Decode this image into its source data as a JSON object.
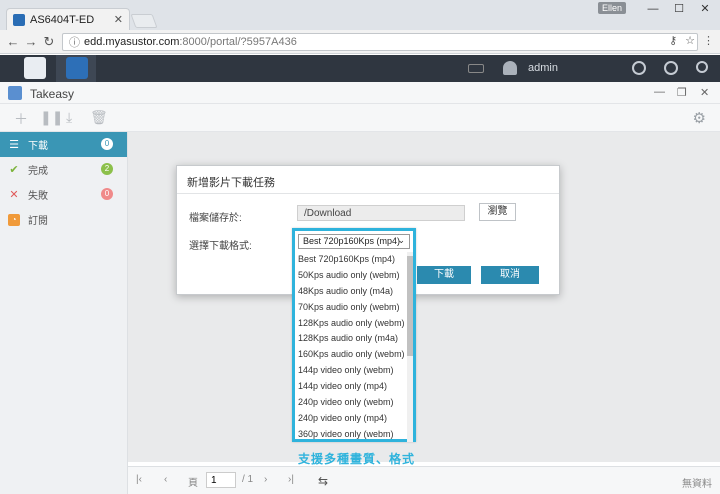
{
  "browser": {
    "tab_title": "AS6404T-ED",
    "user_chip": "Ellen",
    "url_host": "edd.myasustor.com",
    "url_path": ":8000/portal/?5957A436"
  },
  "nas": {
    "username": "admin"
  },
  "app": {
    "title": "Takeasy"
  },
  "sidebar": {
    "items": [
      {
        "label": "下載",
        "count": "0",
        "badge_color": "#ffffff"
      },
      {
        "label": "完成",
        "count": "2",
        "badge_color": "#8cc04a"
      },
      {
        "label": "失敗",
        "count": "0",
        "badge_color": "#f08a8a"
      },
      {
        "label": "訂閱",
        "count": "",
        "badge_color": ""
      }
    ]
  },
  "pager": {
    "page_prefix": "頁",
    "page_value": "1",
    "page_total": "/ 1",
    "no_data": "無資料"
  },
  "dialog": {
    "title": "新增影片下載任務",
    "save_label": "檔案儲存於:",
    "save_path": "/Download",
    "browse_label": "瀏覽",
    "format_label": "選擇下載格式:",
    "download_label": "下載",
    "cancel_label": "取消"
  },
  "dropdown": {
    "selected": "Best 720p160Kps (mp4)",
    "options": [
      "Best 720p160Kps (mp4)",
      "50Kps audio only (webm)",
      "48Kps audio only (m4a)",
      "70Kps audio only (webm)",
      "128Kps audio only (webm)",
      "128Kps audio only (m4a)",
      "160Kps audio only (webm)",
      "144p video only (webm)",
      "144p video only (mp4)",
      "240p video only (webm)",
      "240p video only (mp4)",
      "360p video only (webm)"
    ]
  },
  "caption": "支援多種畫質、格式"
}
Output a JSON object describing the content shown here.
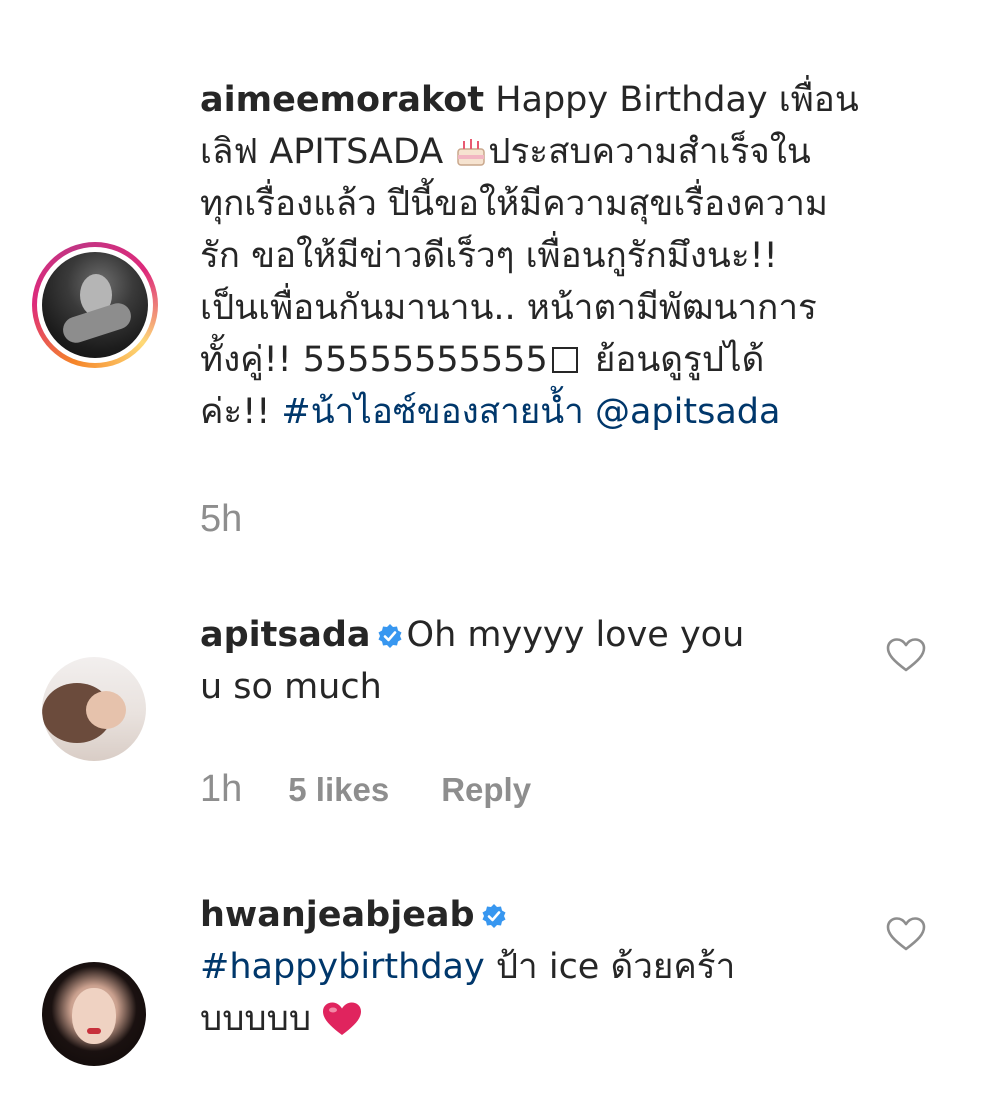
{
  "comments": [
    {
      "username": "aimeemorakot",
      "lines": [
        " Happy Birthday เพื่อน",
        "เลิฟ APITSADA ",
        "ประสบความสำเร็จใน",
        "ทุกเรื่องแล้ว ปีนี้ขอให้มีความสุขเรื่องความ",
        "รัก ขอให้มีข่าวดีเร็วๆ เพื่อนกูรักมึงนะ!!",
        "เป็นเพื่อนกันมานาน.. หน้าตามีพัฒนาการ",
        "ทั้งคู่!! 55555555555",
        " ย้อนดูรูปได้",
        "ค่ะ!! "
      ],
      "hashtag": "#น้าไอซ์ของสายน้ำ",
      "mention": "@apitsada",
      "emoji_icon": "birthday-cake-emoji",
      "time": "5h",
      "verified": false,
      "story_ring": true
    },
    {
      "username": "apitsada",
      "verified": true,
      "text_line1": "Oh myyyy love you",
      "text_line2": "u so much",
      "time": "1h",
      "likes": "5 likes",
      "reply": "Reply"
    },
    {
      "username": "hwanjeabjeab",
      "verified": true,
      "hashtag": "#happybirthday",
      "text_after_hashtag": " ป้า ice ด้วยคร้า",
      "text_line2": "บบบบบ ",
      "emoji_icon": "red-heart-emoji"
    }
  ],
  "colors": {
    "text": "#262626",
    "muted": "#8e8e8e",
    "link": "#00376b",
    "verified": "#3897f0",
    "heart_emoji": "#e0245e"
  },
  "icons": {
    "like": "heart-outline-icon",
    "verified": "verified-badge-icon"
  }
}
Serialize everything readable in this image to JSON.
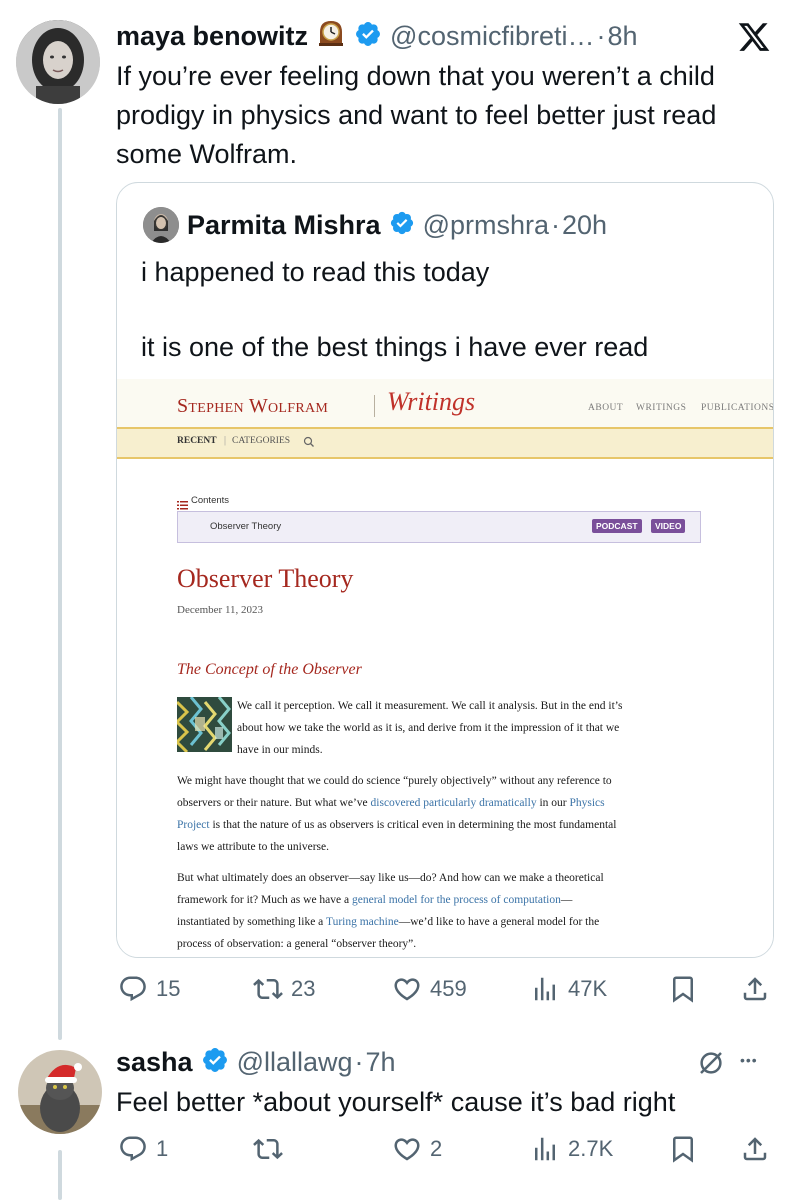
{
  "tweet": {
    "author_name": "maya benowitz",
    "author_emoji": "🕰️",
    "handle": "@cosmicfibreti…",
    "sep": "·",
    "time": "8h",
    "text": "If you’re ever feeling down that you weren’t a child prodigy in physics and want to feel better just read some Wolfram.",
    "logo": "x-logo-icon",
    "stats": {
      "replies": "15",
      "retweets": "23",
      "likes": "459",
      "views": "47K"
    }
  },
  "quote": {
    "author_name": "Parmita Mishra",
    "handle": "@prmshra",
    "sep": "·",
    "time": "20h",
    "line1": "i happened to read this today",
    "line2": "it is one of the best things i have ever read",
    "article": {
      "site_name": "Stephen Wolfram",
      "site_section": "Writings",
      "nav": [
        "About",
        "Writings",
        "Publications"
      ],
      "subnav_recent": "RECENT",
      "subnav_divider": "|",
      "subnav_categories": "CATEGORIES",
      "contents_label": "Contents",
      "contents_item": "Observer Theory",
      "badge_podcast": "PODCAST",
      "badge_video": "VIDEO",
      "title": "Observer Theory",
      "date": "December 11, 2023",
      "section_heading": "The Concept of the Observer",
      "p1_l1": "We call it perception. We call it measurement. We call it analysis. But in the end it’s",
      "p1_l2": "about how we take the world as it is, and derive from it the impression of it that we",
      "p1_l3": "have in our minds.",
      "p2_l1": "We might have thought that we could do science “purely objectively” without any reference to",
      "p2_l2_a": "observers or their nature. But what we’ve ",
      "p2_l2_link": "discovered particularly dramatically",
      "p2_l2_b": " in our ",
      "p2_l2_link2": "Physics",
      "p2_l3_link": "Project",
      "p2_l3_b": " is that the nature of us as observers is critical even in determining the most fundamental",
      "p2_l4": "laws we attribute to the universe.",
      "p3_l1": "But what ultimately does an observer—say like us—do? And how can we make a theoretical",
      "p3_l2_a": "framework for it? Much as we have a ",
      "p3_l2_link": "general model for the process of computation",
      "p3_l2_b": "—",
      "p3_l3_a": "instantiated by something like a ",
      "p3_l3_link": "Turing machine",
      "p3_l3_b": "—we’d like to have a general model for the",
      "p3_l4": "process of observation: a general “observer theory”."
    }
  },
  "reply": {
    "author_name": "sasha",
    "handle": "@llallawg",
    "sep": "·",
    "time": "7h",
    "text": "Feel better *about yourself* cause it’s bad right",
    "more": "•••",
    "stats": {
      "replies": "1",
      "retweets": "",
      "likes": "2",
      "views": "2.7K"
    }
  },
  "colors": {
    "verified": "#1d9bf0",
    "muted": "#536471",
    "border": "#cfd9de",
    "wolfram_red": "#a5281f"
  }
}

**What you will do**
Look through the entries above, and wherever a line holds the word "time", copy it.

**Answer space**
      "time": "5h",
      "time": "1h",
    "time": "8h",
    "time": "20h",
    "time": "7h",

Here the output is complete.